Friedhelm Zabel had been involved in motorcycle racing for some time before he began building his own engines. Early versions were Maico-based 620cc units, and in 1988 he built a water-cooled 685cc two-stroke for motocross sidecars producing over 80hp. Despite its extraordinary output, it weighed a mere 30kg. It was an immediate success.
Source: François-Marie Dumas
Emil Zehner, Motorradbau, Suhl, Thüringen
This lightweight motorcycle built in small numbers was fitted with a 197cc sidevalve engine designed by Otto Dehne.
Sources: Tragatsch p301
Zimmer & Gehlich, Zetge Fahrzeugwerke, Moys-Görlitz
Built good quality lightweight motorcycles and three-wheelers using engines of their own manufacture in 142cc and 173cc capacities, and also two-strokes from DKW in similar sizes. The three-wheelers had the engine mounted forward and above the front wheel and had such names as Zetgelette and Zetgemobil. The solo Einheitsmodell had an unusual and quite shapely appearance.
Sources: Tragatsch p302, motor-hist-foto.de

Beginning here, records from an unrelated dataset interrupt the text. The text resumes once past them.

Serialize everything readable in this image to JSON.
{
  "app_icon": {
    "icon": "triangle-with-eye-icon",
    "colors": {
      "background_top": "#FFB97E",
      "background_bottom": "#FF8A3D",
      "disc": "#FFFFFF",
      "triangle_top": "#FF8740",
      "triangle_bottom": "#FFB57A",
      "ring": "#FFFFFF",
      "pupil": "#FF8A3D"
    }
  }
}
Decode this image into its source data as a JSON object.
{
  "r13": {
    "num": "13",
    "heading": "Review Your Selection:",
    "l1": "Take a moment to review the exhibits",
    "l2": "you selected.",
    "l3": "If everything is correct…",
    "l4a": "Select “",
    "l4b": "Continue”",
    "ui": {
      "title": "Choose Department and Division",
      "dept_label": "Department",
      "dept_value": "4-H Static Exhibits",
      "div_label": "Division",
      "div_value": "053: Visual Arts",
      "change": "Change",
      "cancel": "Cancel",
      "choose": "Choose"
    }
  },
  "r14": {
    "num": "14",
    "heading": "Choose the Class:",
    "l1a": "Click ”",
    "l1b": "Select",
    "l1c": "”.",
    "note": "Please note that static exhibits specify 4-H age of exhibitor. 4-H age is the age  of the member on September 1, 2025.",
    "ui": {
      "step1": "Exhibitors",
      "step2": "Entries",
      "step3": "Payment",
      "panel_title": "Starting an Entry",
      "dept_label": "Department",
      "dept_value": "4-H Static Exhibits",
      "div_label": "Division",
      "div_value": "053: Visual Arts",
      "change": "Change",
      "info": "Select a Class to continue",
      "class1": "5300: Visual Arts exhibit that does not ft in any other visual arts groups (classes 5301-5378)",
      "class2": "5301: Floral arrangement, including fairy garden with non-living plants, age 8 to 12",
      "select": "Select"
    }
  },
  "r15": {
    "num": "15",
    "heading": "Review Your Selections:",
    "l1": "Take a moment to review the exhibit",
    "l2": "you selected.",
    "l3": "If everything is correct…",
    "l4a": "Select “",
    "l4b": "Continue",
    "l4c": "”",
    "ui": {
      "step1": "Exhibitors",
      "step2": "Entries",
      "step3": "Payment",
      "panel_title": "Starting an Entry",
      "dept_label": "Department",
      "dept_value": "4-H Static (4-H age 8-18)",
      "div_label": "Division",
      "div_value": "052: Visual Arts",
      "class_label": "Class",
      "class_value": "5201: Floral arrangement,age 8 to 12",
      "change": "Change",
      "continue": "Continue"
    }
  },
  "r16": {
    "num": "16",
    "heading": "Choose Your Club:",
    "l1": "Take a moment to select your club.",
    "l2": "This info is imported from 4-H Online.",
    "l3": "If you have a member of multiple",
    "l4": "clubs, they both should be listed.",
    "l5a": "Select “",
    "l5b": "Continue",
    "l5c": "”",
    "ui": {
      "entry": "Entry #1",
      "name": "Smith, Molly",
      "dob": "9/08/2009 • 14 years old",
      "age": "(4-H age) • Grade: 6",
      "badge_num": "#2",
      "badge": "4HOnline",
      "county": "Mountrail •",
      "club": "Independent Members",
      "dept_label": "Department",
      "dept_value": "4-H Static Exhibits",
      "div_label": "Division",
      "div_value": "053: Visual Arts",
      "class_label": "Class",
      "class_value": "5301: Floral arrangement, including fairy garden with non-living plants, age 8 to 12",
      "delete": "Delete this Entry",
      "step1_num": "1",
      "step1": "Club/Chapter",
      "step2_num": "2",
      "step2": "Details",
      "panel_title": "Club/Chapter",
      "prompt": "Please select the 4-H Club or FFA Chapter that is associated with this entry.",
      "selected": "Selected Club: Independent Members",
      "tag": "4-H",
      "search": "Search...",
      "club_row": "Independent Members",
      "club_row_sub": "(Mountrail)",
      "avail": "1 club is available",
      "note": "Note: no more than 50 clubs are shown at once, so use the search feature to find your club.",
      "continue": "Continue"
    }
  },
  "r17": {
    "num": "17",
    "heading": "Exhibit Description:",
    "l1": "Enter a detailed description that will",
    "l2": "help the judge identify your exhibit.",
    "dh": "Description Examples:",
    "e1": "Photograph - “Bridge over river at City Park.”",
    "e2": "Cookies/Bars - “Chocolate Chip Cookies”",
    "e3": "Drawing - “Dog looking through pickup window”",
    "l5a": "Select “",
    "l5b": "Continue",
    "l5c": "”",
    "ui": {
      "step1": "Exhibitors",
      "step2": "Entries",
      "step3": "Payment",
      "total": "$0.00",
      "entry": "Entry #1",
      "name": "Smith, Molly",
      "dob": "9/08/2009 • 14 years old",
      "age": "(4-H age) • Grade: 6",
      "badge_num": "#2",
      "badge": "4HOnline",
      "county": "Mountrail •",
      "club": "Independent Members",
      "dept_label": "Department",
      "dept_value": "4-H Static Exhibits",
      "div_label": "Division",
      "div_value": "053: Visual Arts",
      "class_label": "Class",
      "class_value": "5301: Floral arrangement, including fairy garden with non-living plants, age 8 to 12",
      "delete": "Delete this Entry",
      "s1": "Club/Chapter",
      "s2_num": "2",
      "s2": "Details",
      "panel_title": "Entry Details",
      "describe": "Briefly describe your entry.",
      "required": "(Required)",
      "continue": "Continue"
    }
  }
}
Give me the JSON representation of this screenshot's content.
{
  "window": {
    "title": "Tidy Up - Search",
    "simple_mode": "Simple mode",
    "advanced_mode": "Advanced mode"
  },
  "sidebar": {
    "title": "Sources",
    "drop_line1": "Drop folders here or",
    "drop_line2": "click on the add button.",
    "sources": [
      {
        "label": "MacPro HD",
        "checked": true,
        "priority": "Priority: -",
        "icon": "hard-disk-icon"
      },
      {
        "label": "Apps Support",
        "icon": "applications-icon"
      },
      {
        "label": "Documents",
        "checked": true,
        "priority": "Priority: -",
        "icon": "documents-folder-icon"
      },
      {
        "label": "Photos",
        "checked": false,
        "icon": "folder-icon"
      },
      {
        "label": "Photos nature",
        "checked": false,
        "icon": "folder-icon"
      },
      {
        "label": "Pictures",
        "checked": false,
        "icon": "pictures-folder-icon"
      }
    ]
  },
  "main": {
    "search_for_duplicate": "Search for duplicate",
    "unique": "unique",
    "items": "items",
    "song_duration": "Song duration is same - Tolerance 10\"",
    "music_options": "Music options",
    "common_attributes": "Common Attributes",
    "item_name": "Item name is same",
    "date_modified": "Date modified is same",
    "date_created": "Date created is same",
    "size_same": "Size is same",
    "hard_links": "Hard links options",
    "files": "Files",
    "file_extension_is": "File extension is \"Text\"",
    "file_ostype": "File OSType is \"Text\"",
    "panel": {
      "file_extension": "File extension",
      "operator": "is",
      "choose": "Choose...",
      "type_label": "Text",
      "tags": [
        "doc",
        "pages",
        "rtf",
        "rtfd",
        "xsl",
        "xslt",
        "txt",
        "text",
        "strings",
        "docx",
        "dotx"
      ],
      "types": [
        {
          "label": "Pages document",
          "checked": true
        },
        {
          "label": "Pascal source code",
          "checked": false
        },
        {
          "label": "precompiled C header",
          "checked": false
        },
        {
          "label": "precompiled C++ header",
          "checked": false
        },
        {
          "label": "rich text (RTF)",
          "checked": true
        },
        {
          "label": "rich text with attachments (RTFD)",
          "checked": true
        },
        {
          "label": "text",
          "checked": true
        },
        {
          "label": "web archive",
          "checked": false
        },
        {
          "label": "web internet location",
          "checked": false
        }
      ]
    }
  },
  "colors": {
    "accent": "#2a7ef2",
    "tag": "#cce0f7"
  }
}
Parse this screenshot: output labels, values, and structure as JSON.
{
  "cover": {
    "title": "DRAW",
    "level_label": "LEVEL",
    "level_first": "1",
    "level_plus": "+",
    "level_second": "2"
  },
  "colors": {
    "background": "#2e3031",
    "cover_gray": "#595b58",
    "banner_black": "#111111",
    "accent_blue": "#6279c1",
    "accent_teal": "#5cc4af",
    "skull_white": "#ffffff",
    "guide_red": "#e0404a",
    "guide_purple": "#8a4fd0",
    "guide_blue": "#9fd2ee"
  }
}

Manufactured by Otto Zeugner Motorradbau, Berlin, 1902-1905
Engines from Minerva, Zedel, Fafnir and Peugeot were fitted to strengthened motorcycle frames typical of the era.
Source: GTU Oldtimerservice
Manufactured by Klotz & Becker of Leipzig-Lindenau, 1926-c1932
Used Kühne and Küchen engines, Hurth gearboxes and their own frames. Some machines were supplied with sidecars using the Stoye chassis.
It is thought by one German writer that some 500 machines were built, of which there is only one survivor.
Advertising text, date unknown: ZEUS-MOTORRADBAU, Klotz & Becker, LEIPZIG-LI. Lützner Str. 81 The advert mentions 350 ccm and 500 ccm engines, and illustrates what appears to be a Küchen powerplant.
There was a Becker firm in Dresden in the 1900s, and a Klotz in Stuttgart in the mid-1920s. It is not clear whether either of those firms are related to this one.
There was also a Zeus built by Linser, 1902-1906.
Source: motorräder-aus-leipzig.de, et al.
Ziegelgängsberger & Jakob, Untere Kanalstraße 1, Nuremberg, 1924 - 1926
Motorcycles using their own 211 and 246cc two-strokes, along with 348 and 496cc side-valve and OHV engines from JAP and Blackburne. There is a report of a prototype 449cc two-stroke.
Sources: meisterdinger.de, classicbikehub.uk.
1920 to 1925
Founded by Albert Roder and Karl Zirkel in Fürth, later in Forchheim.
Built 150, 250 and 350cc two-stroke machines using rotary valves from 1920 to 1925. The two men also founded the E.M.A.G. company in Erlangen. Roder went on to become a noted German designer, working with Victoria, Zundapp and NSU, where he was responsible for the Ultramax and the Quickly.
Source: deacademic com
Built by Felix Zwanzig of Rehbach near Leipzig, ca. late 1920s to early 1930s.
Manufactured by A. König, Plärrer 4, Nuremberg, 1924 - 1925
Production included light motorcycles with 147 and 187cc two-stroke engines.
N.B. Zwerg of Munich who built automobiles in 1924 is unrelated.